• **EXERCISE OBJECTIVE**:
Copy out the entries that follow exactly, leaving out the pictures.

===== DATA EXCERPTS =====

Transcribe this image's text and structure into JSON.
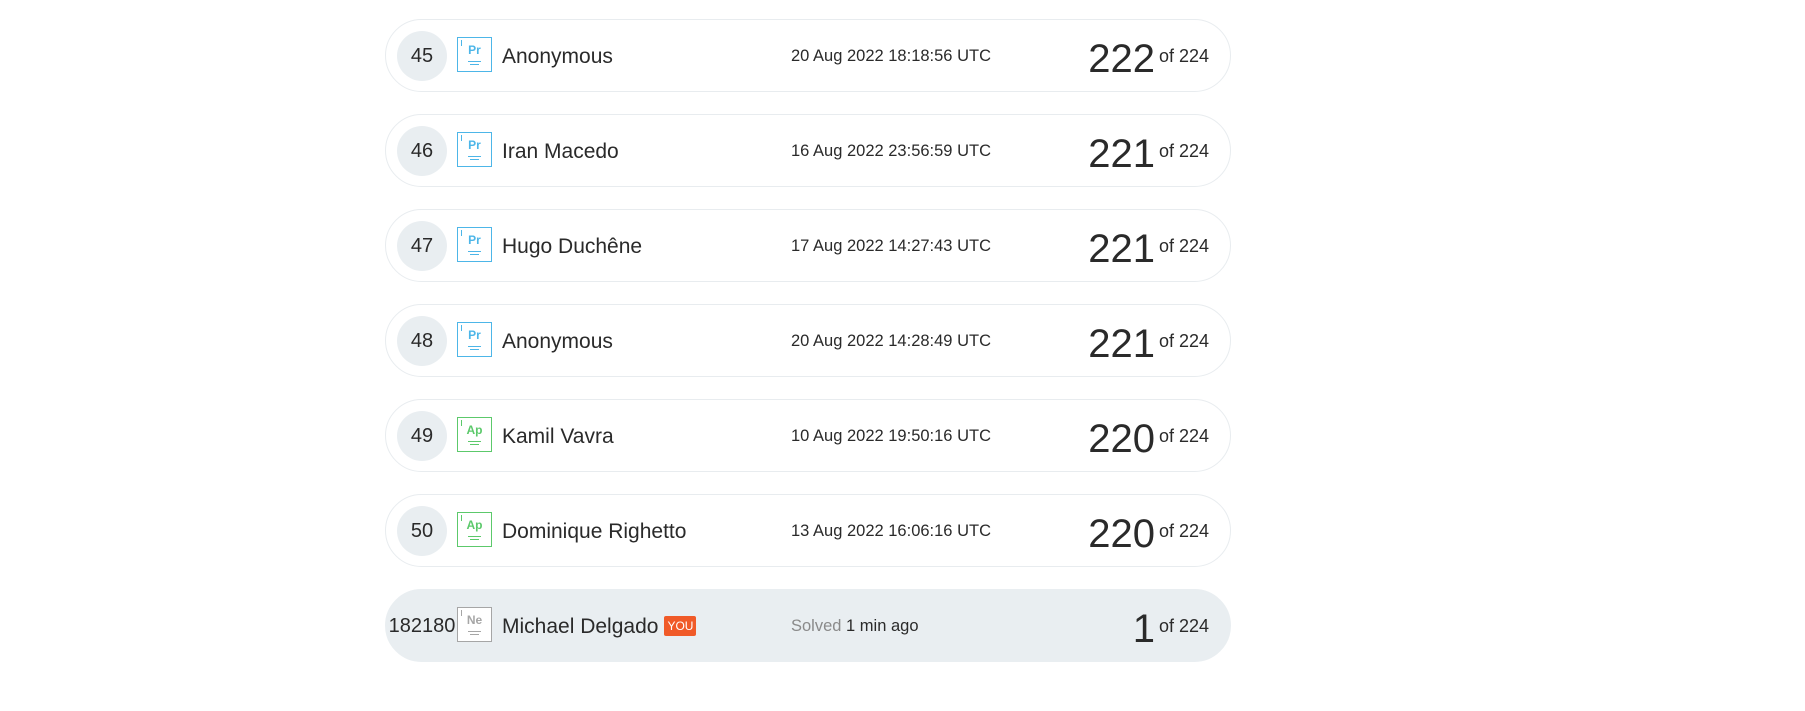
{
  "colors": {
    "pr_badge": "#4db6e8",
    "ap_badge": "#5cc96b",
    "ne_badge": "#a6a6a6",
    "you_tag": "#f05a28",
    "highlight_row": "#e9eef1"
  },
  "rows": [
    {
      "rank": "45",
      "badge": "Pr",
      "name": "Anonymous",
      "date": "20 Aug 2022 18:18:56 UTC",
      "score": "222",
      "of": "of 224"
    },
    {
      "rank": "46",
      "badge": "Pr",
      "name": "Iran Macedo",
      "date": "16 Aug 2022 23:56:59 UTC",
      "score": "221",
      "of": "of 224"
    },
    {
      "rank": "47",
      "badge": "Pr",
      "name": "Hugo Duchêne",
      "date": "17 Aug 2022 14:27:43 UTC",
      "score": "221",
      "of": "of 224"
    },
    {
      "rank": "48",
      "badge": "Pr",
      "name": "Anonymous",
      "date": "20 Aug 2022 14:28:49 UTC",
      "score": "221",
      "of": "of 224"
    },
    {
      "rank": "49",
      "badge": "Ap",
      "name": "Kamil Vavra",
      "date": "10 Aug 2022 19:50:16 UTC",
      "score": "220",
      "of": "of 224"
    },
    {
      "rank": "50",
      "badge": "Ap",
      "name": "Dominique Righetto",
      "date": "13 Aug 2022 16:06:16 UTC",
      "score": "220",
      "of": "of 224"
    }
  ],
  "you_row": {
    "rank": "182180",
    "badge": "Ne",
    "name": "Michael Delgado",
    "you_tag": "YOU",
    "solved_label": "Solved",
    "solved_time": "1 min ago",
    "score": "1",
    "of": "of 224"
  }
}
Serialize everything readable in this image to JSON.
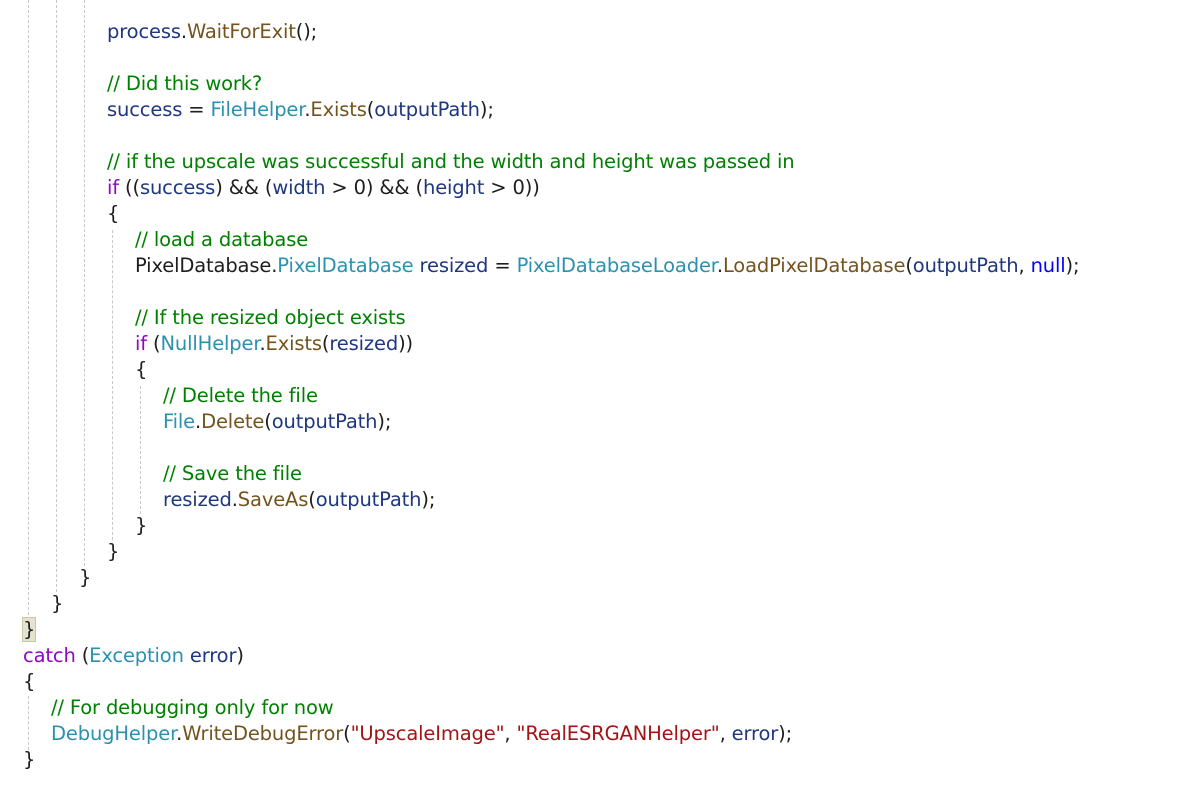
{
  "colors": {
    "background": "#ffffff",
    "plain": "#1e1e1e",
    "control_keyword": "#8f08c4",
    "keyword": "#0000ff",
    "type": "#2b91af",
    "method": "#74531f",
    "variable": "#1f377f",
    "comment": "#008000",
    "string": "#a31515",
    "indent_guide": "#c8c8c8",
    "brace_highlight": "#e3e3d0"
  },
  "code": {
    "l1": {
      "t1": "process",
      "t2": ".",
      "t3": "WaitForExit",
      "t4": "();"
    },
    "l2": {
      "t1": "// Did this work?"
    },
    "l3": {
      "t1": "success",
      "t2": " = ",
      "t3": "FileHelper",
      "t4": ".",
      "t5": "Exists",
      "t6": "(",
      "t7": "outputPath",
      "t8": ");"
    },
    "l4": {
      "t1": "// if the upscale was successful and the width and height was passed in"
    },
    "l5": {
      "t1": "if",
      "t2": " ((",
      "t3": "success",
      "t4": ") && (",
      "t5": "width",
      "t6": " > 0) && (",
      "t7": "height",
      "t8": " > 0))"
    },
    "l6": {
      "t1": "{"
    },
    "l7": {
      "t1": "// load a database"
    },
    "l8": {
      "t1": "PixelDatabase",
      "t2": ".",
      "t3": "PixelDatabase",
      "t4": " ",
      "t5": "resized",
      "t6": " = ",
      "t7": "PixelDatabaseLoader",
      "t8": ".",
      "t9": "LoadPixelDatabase",
      "t10": "(",
      "t11": "outputPath",
      "t12": ", ",
      "t13": "null",
      "t14": ");"
    },
    "l9": {
      "t1": "// If the resized object exists"
    },
    "l10": {
      "t1": "if",
      "t2": " (",
      "t3": "NullHelper",
      "t4": ".",
      "t5": "Exists",
      "t6": "(",
      "t7": "resized",
      "t8": "))"
    },
    "l11": {
      "t1": "{"
    },
    "l12": {
      "t1": "// Delete the file"
    },
    "l13": {
      "t1": "File",
      "t2": ".",
      "t3": "Delete",
      "t4": "(",
      "t5": "outputPath",
      "t6": ");"
    },
    "l14": {
      "t1": "// Save the file"
    },
    "l15": {
      "t1": "resized",
      "t2": ".",
      "t3": "SaveAs",
      "t4": "(",
      "t5": "outputPath",
      "t6": ");"
    },
    "l16": {
      "t1": "}"
    },
    "l17": {
      "t1": "}"
    },
    "l18": {
      "t1": "}"
    },
    "l19": {
      "t1": "}"
    },
    "l20": {
      "t1": "}"
    },
    "l21": {
      "t1": "catch",
      "t2": " (",
      "t3": "Exception",
      "t4": " ",
      "t5": "error",
      "t6": ")"
    },
    "l22": {
      "t1": "{"
    },
    "l23": {
      "t1": "// For debugging only for now"
    },
    "l24": {
      "t1": "DebugHelper",
      "t2": ".",
      "t3": "WriteDebugError",
      "t4": "(",
      "t5": "\"UpscaleImage\"",
      "t6": ", ",
      "t7": "\"RealESRGANHelper\"",
      "t8": ", ",
      "t9": "error",
      "t10": ");"
    },
    "l25": {
      "t1": "}"
    }
  }
}
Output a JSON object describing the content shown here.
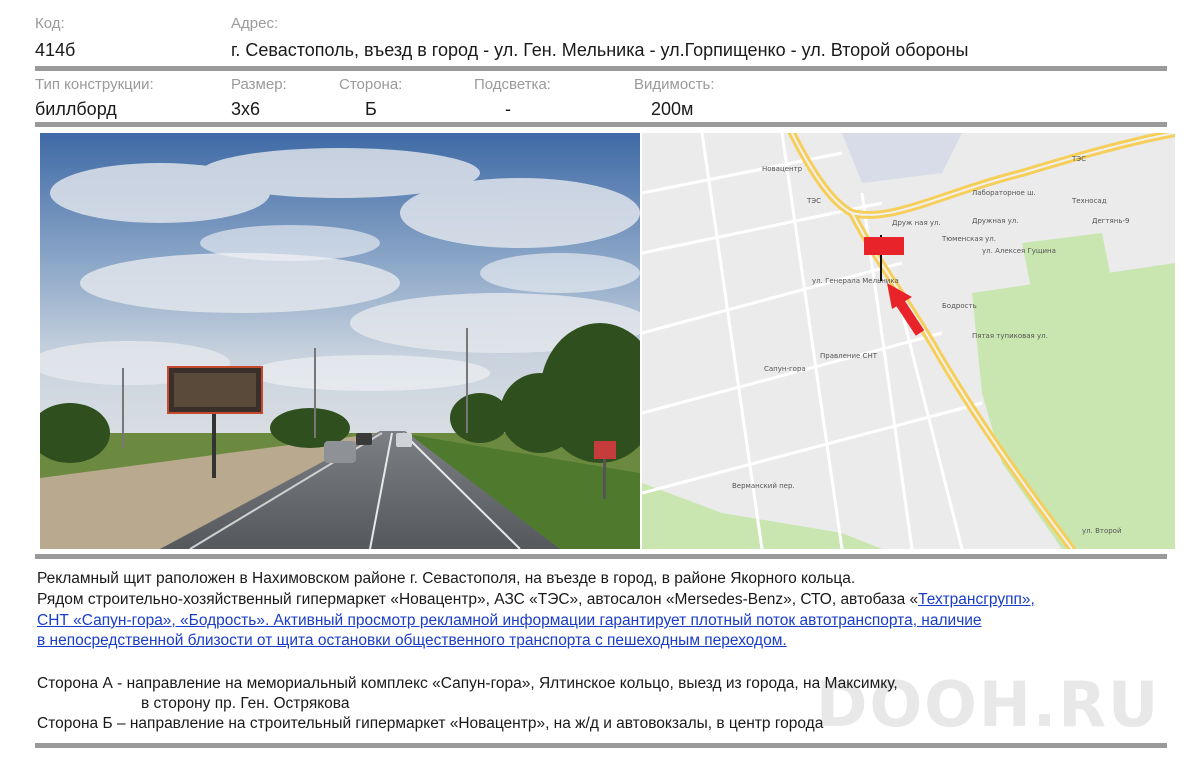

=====

• **WRITTEN ANSWER**:
Transcribe this image's text and structure into JSON.
{
  "colors": {
    "pr_badge": "#4db6e8",
    "ap_badge": "#5cc96b",
    "ne_badge": "#a6a6a6",
    "you_tag": "#f05a28",
    "highlight_row": "#e9eef1"
  },
  "rows": [
    {
      "rank": "45",
      "badge": "Pr",
      "name": "Anonymous",
      "date": "20 Aug 2022 18:18:56 UTC",
      "score": "222",
      "of": "of 224"
    },
    {
      "rank": "46",
      "badge": "Pr",
      "name": "Iran Macedo",
      "date": "16 Aug 2022 23:56:59 UTC",
      "score": "221",
      "of": "of 224"
    },
    {
      "rank": "47",
      "badge": "Pr",
      "name": "Hugo Duchêne",
      "date": "17 Aug 2022 14:27:43 UTC",
      "score": "221",
      "of": "of 224"
    },
    {
      "rank": "48",
      "badge": "Pr",
      "name": "Anonymous",
      "date": "20 Aug 2022 14:28:49 UTC",
      "score": "221",
      "of": "of 224"
    },
    {
      "rank": "49",
      "badge": "Ap",
      "name": "Kamil Vavra",
      "date": "10 Aug 2022 19:50:16 UTC",
      "score": "220",
      "of": "of 224"
    },
    {
      "rank": "50",
      "badge": "Ap",
      "name": "Dominique Righetto",
      "date": "13 Aug 2022 16:06:16 UTC",
      "score": "220",
      "of": "of 224"
    }
  ],
  "you_row": {
    "rank": "182180",
    "badge": "Ne",
    "name": "Michael Delgado",
    "you_tag": "YOU",
    "solved_label": "Solved",
    "solved_time": "1 min ago",
    "score": "1",
    "of": "of 224"
  }
}
Serialize everything readable in this image to JSON.
{
  "colors": {
    "background": "#ffffff",
    "plain": "#1e1e1e",
    "control_keyword": "#8f08c4",
    "keyword": "#0000ff",
    "type": "#2b91af",
    "method": "#74531f",
    "variable": "#1f377f",
    "comment": "#008000",
    "string": "#a31515",
    "indent_guide": "#c8c8c8",
    "brace_highlight": "#e3e3d0"
  },
  "code": {
    "l1": {
      "t1": "process",
      "t2": ".",
      "t3": "WaitForExit",
      "t4": "();"
    },
    "l2": {
      "t1": "// Did this work?"
    },
    "l3": {
      "t1": "success",
      "t2": " = ",
      "t3": "FileHelper",
      "t4": ".",
      "t5": "Exists",
      "t6": "(",
      "t7": "outputPath",
      "t8": ");"
    },
    "l4": {
      "t1": "// if the upscale was successful and the width and height was passed in"
    },
    "l5": {
      "t1": "if",
      "t2": " ((",
      "t3": "success",
      "t4": ") && (",
      "t5": "width",
      "t6": " > 0) && (",
      "t7": "height",
      "t8": " > 0))"
    },
    "l6": {
      "t1": "{"
    },
    "l7": {
      "t1": "// load a database"
    },
    "l8": {
      "t1": "PixelDatabase",
      "t2": ".",
      "t3": "PixelDatabase",
      "t4": " ",
      "t5": "resized",
      "t6": " = ",
      "t7": "PixelDatabaseLoader",
      "t8": ".",
      "t9": "LoadPixelDatabase",
      "t10": "(",
      "t11": "outputPath",
      "t12": ", ",
      "t13": "null",
      "t14": ");"
    },
    "l9": {
      "t1": "// If the resized object exists"
    },
    "l10": {
      "t1": "if",
      "t2": " (",
      "t3": "NullHelper",
      "t4": ".",
      "t5": "Exists",
      "t6": "(",
      "t7": "resized",
      "t8": "))"
    },
    "l11": {
      "t1": "{"
    },
    "l12": {
      "t1": "// Delete the file"
    },
    "l13": {
      "t1": "File",
      "t2": ".",
      "t3": "Delete",
      "t4": "(",
      "t5": "outputPath",
      "t6": ");"
    },
    "l14": {
      "t1": "// Save the file"
    },
    "l15": {
      "t1": "resized",
      "t2": ".",
      "t3": "SaveAs",
      "t4": "(",
      "t5": "outputPath",
      "t6": ");"
    },
    "l16": {
      "t1": "}"
    },
    "l17": {
      "t1": "}"
    },
    "l18": {
      "t1": "}"
    },
    "l19": {
      "t1": "}"
    },
    "l20": {
      "t1": "}"
    },
    "l21": {
      "t1": "catch",
      "t2": " (",
      "t3": "Exception",
      "t4": " ",
      "t5": "error",
      "t6": ")"
    },
    "l22": {
      "t1": "{"
    },
    "l23": {
      "t1": "// For debugging only for now"
    },
    "l24": {
      "t1": "DebugHelper",
      "t2": ".",
      "t3": "WriteDebugError",
      "t4": "(",
      "t5": "\"UpscaleImage\"",
      "t6": ", ",
      "t7": "\"RealESRGANHelper\"",
      "t8": ", ",
      "t9": "error",
      "t10": ");"
    },
    "l25": {
      "t1": "}"
    }
  }
}
Output a JSON object describing the content shown here.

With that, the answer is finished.